Output the records. Match them exactly.

[STUDY MATERIAL Boundary: Start]

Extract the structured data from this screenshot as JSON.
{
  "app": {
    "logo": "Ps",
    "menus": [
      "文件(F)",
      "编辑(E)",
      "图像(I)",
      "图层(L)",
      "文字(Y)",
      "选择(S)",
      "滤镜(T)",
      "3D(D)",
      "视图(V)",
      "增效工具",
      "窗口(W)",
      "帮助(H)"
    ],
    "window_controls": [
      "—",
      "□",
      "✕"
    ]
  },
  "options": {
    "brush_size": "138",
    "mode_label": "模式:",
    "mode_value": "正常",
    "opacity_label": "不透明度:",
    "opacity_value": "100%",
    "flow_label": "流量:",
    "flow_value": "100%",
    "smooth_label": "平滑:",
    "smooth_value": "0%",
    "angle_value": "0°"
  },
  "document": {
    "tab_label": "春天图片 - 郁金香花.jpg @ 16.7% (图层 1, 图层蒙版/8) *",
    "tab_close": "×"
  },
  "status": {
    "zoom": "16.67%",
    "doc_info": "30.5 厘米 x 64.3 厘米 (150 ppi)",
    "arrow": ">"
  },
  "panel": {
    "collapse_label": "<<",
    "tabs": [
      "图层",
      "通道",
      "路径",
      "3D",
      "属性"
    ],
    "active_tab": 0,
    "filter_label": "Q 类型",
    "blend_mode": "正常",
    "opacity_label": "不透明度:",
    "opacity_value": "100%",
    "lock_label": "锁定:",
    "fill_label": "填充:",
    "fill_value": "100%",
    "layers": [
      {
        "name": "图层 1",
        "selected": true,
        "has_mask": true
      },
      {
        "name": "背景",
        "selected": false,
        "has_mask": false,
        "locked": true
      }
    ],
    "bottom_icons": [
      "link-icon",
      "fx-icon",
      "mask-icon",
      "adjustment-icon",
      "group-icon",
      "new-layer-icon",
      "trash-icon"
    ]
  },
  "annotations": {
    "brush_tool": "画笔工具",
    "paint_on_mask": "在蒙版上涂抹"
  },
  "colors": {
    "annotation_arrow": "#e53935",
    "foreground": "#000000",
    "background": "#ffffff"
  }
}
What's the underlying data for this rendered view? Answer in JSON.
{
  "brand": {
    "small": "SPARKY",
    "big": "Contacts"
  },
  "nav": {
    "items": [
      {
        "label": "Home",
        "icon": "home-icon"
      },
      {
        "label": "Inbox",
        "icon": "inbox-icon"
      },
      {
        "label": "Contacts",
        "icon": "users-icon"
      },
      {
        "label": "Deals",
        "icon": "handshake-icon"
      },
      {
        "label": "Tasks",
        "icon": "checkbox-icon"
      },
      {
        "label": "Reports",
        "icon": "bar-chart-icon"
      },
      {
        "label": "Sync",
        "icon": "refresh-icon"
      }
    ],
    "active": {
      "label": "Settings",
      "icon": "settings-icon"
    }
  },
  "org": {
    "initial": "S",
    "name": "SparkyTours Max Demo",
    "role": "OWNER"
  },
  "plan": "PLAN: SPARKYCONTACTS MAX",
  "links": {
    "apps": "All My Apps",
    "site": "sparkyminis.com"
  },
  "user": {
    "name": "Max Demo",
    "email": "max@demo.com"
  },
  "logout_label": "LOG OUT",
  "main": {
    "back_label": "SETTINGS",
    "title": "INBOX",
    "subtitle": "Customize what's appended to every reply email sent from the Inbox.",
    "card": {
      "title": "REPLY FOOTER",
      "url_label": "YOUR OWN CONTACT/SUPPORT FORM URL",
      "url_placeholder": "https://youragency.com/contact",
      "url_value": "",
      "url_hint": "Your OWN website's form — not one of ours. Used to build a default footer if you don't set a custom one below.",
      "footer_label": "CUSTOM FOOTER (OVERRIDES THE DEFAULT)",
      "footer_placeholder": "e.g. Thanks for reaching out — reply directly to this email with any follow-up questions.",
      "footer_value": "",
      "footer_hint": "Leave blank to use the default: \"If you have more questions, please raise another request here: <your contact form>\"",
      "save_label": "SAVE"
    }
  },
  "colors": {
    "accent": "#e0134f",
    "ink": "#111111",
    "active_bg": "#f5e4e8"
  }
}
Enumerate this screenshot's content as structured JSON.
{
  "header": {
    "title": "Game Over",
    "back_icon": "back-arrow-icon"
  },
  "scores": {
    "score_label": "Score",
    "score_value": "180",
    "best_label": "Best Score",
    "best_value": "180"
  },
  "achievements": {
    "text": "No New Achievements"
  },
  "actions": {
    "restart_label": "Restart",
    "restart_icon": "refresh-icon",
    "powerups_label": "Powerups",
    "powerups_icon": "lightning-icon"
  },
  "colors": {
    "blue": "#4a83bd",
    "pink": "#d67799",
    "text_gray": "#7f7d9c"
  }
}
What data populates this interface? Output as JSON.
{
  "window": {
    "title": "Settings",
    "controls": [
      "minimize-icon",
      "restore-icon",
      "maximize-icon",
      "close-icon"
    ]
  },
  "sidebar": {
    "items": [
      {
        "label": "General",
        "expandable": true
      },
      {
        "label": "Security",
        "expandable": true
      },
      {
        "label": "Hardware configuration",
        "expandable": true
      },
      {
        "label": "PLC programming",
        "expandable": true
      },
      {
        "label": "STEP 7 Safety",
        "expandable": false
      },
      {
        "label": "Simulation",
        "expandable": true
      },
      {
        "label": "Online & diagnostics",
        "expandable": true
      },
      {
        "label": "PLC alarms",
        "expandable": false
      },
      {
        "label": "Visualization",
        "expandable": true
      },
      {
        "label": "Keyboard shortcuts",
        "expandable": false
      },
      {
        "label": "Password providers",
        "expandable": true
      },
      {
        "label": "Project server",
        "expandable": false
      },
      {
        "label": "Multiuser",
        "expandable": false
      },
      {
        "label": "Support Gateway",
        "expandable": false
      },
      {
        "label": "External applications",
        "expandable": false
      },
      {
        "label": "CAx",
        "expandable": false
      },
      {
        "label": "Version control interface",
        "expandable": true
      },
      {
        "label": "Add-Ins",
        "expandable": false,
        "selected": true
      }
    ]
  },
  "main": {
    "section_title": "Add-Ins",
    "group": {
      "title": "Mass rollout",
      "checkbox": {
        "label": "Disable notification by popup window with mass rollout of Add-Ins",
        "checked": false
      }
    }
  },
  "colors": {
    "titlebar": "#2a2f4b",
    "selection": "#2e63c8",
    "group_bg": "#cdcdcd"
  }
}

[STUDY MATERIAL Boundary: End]

TASK RESPONSE:
Extract the structured data from this screenshot as JSON.
{
  "app": {
    "logo": "Ps",
    "menus": [
      "文件(F)",
      "编辑(E)",
      "图像(I)",
      "图层(L)",
      "文字(Y)",
      "选择(S)",
      "滤镜(T)",
      "3D(D)",
      "视图(V)",
      "增效工具",
      "窗口(W)",
      "帮助(H)"
    ],
    "window_controls": [
      "—",
      "□",
      "✕"
    ]
  },
  "options": {
    "brush_size": "138",
    "mode_label": "模式:",
    "mode_value": "正常",
    "opacity_label": "不透明度:",
    "opacity_value": "100%",
    "flow_label": "流量:",
    "flow_value": "100%",
    "smooth_label": "平滑:",
    "smooth_value": "0%",
    "angle_value": "0°"
  },
  "document": {
    "tab_label": "春天图片 - 郁金香花.jpg @ 16.7% (图层 1, 图层蒙版/8) *",
    "tab_close": "×"
  },
  "status": {
    "zoom": "16.67%",
    "doc_info": "30.5 厘米 x 64.3 厘米 (150 ppi)",
    "arrow": ">"
  },
  "panel": {
    "collapse_label": "<<",
    "tabs": [
      "图层",
      "通道",
      "路径",
      "3D",
      "属性"
    ],
    "active_tab": 0,
    "filter_label": "Q 类型",
    "blend_mode": "正常",
    "opacity_label": "不透明度:",
    "opacity_value": "100%",
    "lock_label": "锁定:",
    "fill_label": "填充:",
    "fill_value": "100%",
    "layers": [
      {
        "name": "图层 1",
        "selected": true,
        "has_mask": true
      },
      {
        "name": "背景",
        "selected": false,
        "has_mask": false,
        "locked": true
      }
    ],
    "bottom_icons": [
      "link-icon",
      "fx-icon",
      "mask-icon",
      "adjustment-icon",
      "group-icon",
      "new-layer-icon",
      "trash-icon"
    ]
  },
  "annotations": {
    "brush_tool": "画笔工具",
    "paint_on_mask": "在蒙版上涂抹"
  },
  "colors": {
    "annotation_arrow": "#e53935",
    "foreground": "#000000",
    "background": "#ffffff"
  }
}
What's the underlying data for this rendered view? Answer in JSON.
{
  "brand": {
    "small": "SPARKY",
    "big": "Contacts"
  },
  "nav": {
    "items": [
      {
        "label": "Home",
        "icon": "home-icon"
      },
      {
        "label": "Inbox",
        "icon": "inbox-icon"
      },
      {
        "label": "Contacts",
        "icon": "users-icon"
      },
      {
        "label": "Deals",
        "icon": "handshake-icon"
      },
      {
        "label": "Tasks",
        "icon": "checkbox-icon"
      },
      {
        "label": "Reports",
        "icon": "bar-chart-icon"
      },
      {
        "label": "Sync",
        "icon": "refresh-icon"
      }
    ],
    "active": {
      "label": "Settings",
      "icon": "settings-icon"
    }
  },
  "org": {
    "initial": "S",
    "name": "SparkyTours Max Demo",
    "role": "OWNER"
  },
  "plan": "PLAN: SPARKYCONTACTS MAX",
  "links": {
    "apps": "All My Apps",
    "site": "sparkyminis.com"
  },
  "user": {
    "name": "Max Demo",
    "email": "max@demo.com"
  },
  "logout_label": "LOG OUT",
  "main": {
    "back_label": "SETTINGS",
    "title": "INBOX",
    "subtitle": "Customize what's appended to every reply email sent from the Inbox.",
    "card": {
      "title": "REPLY FOOTER",
      "url_label": "YOUR OWN CONTACT/SUPPORT FORM URL",
      "url_placeholder": "https://youragency.com/contact",
      "url_value": "",
      "url_hint": "Your OWN website's form — not one of ours. Used to build a default footer if you don't set a custom one below.",
      "footer_label": "CUSTOM FOOTER (OVERRIDES THE DEFAULT)",
      "footer_placeholder": "e.g. Thanks for reaching out — reply directly to this email with any follow-up questions.",
      "footer_value": "",
      "footer_hint": "Leave blank to use the default: \"If you have more questions, please raise another request here: <your contact form>\"",
      "save_label": "SAVE"
    }
  },
  "colors": {
    "accent": "#e0134f",
    "ink": "#111111",
    "active_bg": "#f5e4e8"
  }
}
Enumerate this screenshot's content as structured JSON.
{
  "header": {
    "title": "Game Over",
    "back_icon": "back-arrow-icon"
  },
  "scores": {
    "score_label": "Score",
    "score_value": "180",
    "best_label": "Best Score",
    "best_value": "180"
  },
  "achievements": {
    "text": "No New Achievements"
  },
  "actions": {
    "restart_label": "Restart",
    "restart_icon": "refresh-icon",
    "powerups_label": "Powerups",
    "powerups_icon": "lightning-icon"
  },
  "colors": {
    "blue": "#4a83bd",
    "pink": "#d67799",
    "text_gray": "#7f7d9c"
  }
}
What data populates this interface? Output as JSON.
{
  "window": {
    "title": "Settings",
    "controls": [
      "minimize-icon",
      "restore-icon",
      "maximize-icon",
      "close-icon"
    ]
  },
  "sidebar": {
    "items": [
      {
        "label": "General",
        "expandable": true
      },
      {
        "label": "Security",
        "expandable": true
      },
      {
        "label": "Hardware configuration",
        "expandable": true
      },
      {
        "label": "PLC programming",
        "expandable": true
      },
      {
        "label": "STEP 7 Safety",
        "expandable": false
      },
      {
        "label": "Simulation",
        "expandable": true
      },
      {
        "label": "Online & diagnostics",
        "expandable": true
      },
      {
        "label": "PLC alarms",
        "expandable": false
      },
      {
        "label": "Visualization",
        "expandable": true
      },
      {
        "label": "Keyboard shortcuts",
        "expandable": false
      },
      {
        "label": "Password providers",
        "expandable": true
      },
      {
        "label": "Project server",
        "expandable": false
      },
      {
        "label": "Multiuser",
        "expandable": false
      },
      {
        "label": "Support Gateway",
        "expandable": false
      },
      {
        "label": "External applications",
        "expandable": false
      },
      {
        "label": "CAx",
        "expandable": false
      },
      {
        "label": "Version control interface",
        "expandable": true
      },
      {
        "label": "Add-Ins",
        "expandable": false,
        "selected": true
      }
    ]
  },
  "main": {
    "section_title": "Add-Ins",
    "group": {
      "title": "Mass rollout",
      "checkbox": {
        "label": "Disable notification by popup window with mass rollout of Add-Ins",
        "checked": false
      }
    }
  },
  "colors": {
    "titlebar": "#2a2f4b",
    "selection": "#2e63c8",
    "group_bg": "#cdcdcd"
  }
}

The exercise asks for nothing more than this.